Dataset rows describing interfaces:
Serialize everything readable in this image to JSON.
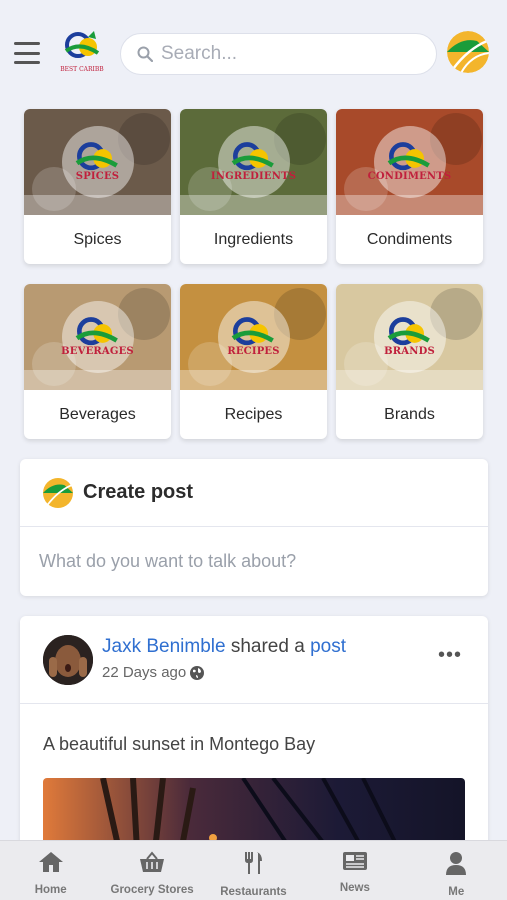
{
  "header": {
    "logo_name": "best-caribb-logo",
    "search_placeholder": "Search..."
  },
  "categories": [
    {
      "label": "Spices",
      "badge": "SPICES",
      "bg": "#6b5a4a"
    },
    {
      "label": "Ingredients",
      "badge": "INGREDIENTS",
      "bg": "#5c6b3a"
    },
    {
      "label": "Condiments",
      "badge": "CONDIMENTS",
      "bg": "#a84a2a"
    },
    {
      "label": "Beverages",
      "badge": "BEVERAGES",
      "bg": "#b89a72"
    },
    {
      "label": "Recipes",
      "badge": "RECIPES",
      "bg": "#c49040"
    },
    {
      "label": "Brands",
      "badge": "BRANDS",
      "bg": "#d8c8a0"
    }
  ],
  "create_post": {
    "title": "Create post",
    "placeholder": "What do you want to talk about?"
  },
  "post": {
    "author": "Jaxk Benimble",
    "action_text": "shared a",
    "action_link": "post",
    "time": "22 Days ago",
    "visibility_icon": "globe-icon",
    "text": "A beautiful sunset in Montego Bay"
  },
  "bottom_nav": [
    {
      "label": "Home",
      "icon": "home-icon"
    },
    {
      "label": "Grocery Stores",
      "icon": "basket-icon"
    },
    {
      "label": "Restaurants",
      "icon": "utensils-icon"
    },
    {
      "label": "News",
      "icon": "newspaper-icon"
    },
    {
      "label": "Me",
      "icon": "user-icon"
    }
  ],
  "colors": {
    "accent_link": "#2f6fd0",
    "background": "#eef0f7",
    "badge_text": "#c0203c"
  }
}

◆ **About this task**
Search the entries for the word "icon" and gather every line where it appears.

◆ **Answer to the problem**
    "visibility_icon": "globe-icon",
      "icon": "home-icon"
      "icon": "basket-icon"
      "icon": "utensils-icon"
      "icon": "newspaper-icon"
      "icon": "user-icon"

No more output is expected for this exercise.